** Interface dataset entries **
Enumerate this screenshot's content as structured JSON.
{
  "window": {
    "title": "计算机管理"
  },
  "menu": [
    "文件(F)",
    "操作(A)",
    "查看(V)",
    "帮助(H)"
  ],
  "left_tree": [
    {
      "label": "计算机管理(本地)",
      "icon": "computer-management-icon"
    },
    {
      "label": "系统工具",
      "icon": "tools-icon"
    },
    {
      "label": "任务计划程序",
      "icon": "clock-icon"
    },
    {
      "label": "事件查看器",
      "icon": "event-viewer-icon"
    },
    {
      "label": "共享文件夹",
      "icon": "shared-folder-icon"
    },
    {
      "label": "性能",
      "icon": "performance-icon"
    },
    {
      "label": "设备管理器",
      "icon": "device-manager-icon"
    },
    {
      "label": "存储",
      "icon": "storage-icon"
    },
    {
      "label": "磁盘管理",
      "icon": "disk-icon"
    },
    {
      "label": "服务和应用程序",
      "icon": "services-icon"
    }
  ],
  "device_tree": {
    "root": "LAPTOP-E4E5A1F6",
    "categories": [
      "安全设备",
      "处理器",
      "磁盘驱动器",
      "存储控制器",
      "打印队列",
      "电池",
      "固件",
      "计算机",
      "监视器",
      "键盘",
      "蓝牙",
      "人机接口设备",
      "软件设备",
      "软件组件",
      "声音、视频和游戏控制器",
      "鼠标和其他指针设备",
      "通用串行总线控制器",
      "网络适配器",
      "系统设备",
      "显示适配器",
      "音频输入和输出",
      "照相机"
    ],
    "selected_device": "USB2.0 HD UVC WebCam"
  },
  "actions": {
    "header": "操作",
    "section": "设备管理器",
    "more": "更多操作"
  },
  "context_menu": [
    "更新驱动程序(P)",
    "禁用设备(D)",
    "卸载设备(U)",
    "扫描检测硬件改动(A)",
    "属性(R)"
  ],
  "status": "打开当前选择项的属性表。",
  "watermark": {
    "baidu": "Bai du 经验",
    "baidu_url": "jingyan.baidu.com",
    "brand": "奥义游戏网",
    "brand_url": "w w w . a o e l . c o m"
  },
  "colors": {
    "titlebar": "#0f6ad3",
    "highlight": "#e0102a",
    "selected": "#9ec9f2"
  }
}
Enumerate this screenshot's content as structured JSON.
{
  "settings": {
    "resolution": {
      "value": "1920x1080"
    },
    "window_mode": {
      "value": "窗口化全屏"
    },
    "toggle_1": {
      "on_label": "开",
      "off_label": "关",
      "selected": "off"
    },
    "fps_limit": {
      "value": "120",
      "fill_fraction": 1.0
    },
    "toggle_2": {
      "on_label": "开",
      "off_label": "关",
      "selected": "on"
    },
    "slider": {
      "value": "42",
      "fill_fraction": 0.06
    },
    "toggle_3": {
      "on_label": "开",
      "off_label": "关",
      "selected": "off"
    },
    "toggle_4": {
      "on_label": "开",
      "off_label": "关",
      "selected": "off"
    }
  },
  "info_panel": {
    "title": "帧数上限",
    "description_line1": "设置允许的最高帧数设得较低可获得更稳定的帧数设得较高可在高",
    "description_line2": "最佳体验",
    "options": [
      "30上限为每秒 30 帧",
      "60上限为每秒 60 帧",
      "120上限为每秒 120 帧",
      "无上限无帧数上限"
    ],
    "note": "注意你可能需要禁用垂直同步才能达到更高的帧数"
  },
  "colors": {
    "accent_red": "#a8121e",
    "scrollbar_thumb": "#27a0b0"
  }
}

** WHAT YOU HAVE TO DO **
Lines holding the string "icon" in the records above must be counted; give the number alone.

** WRITTEN SOLUTION **
10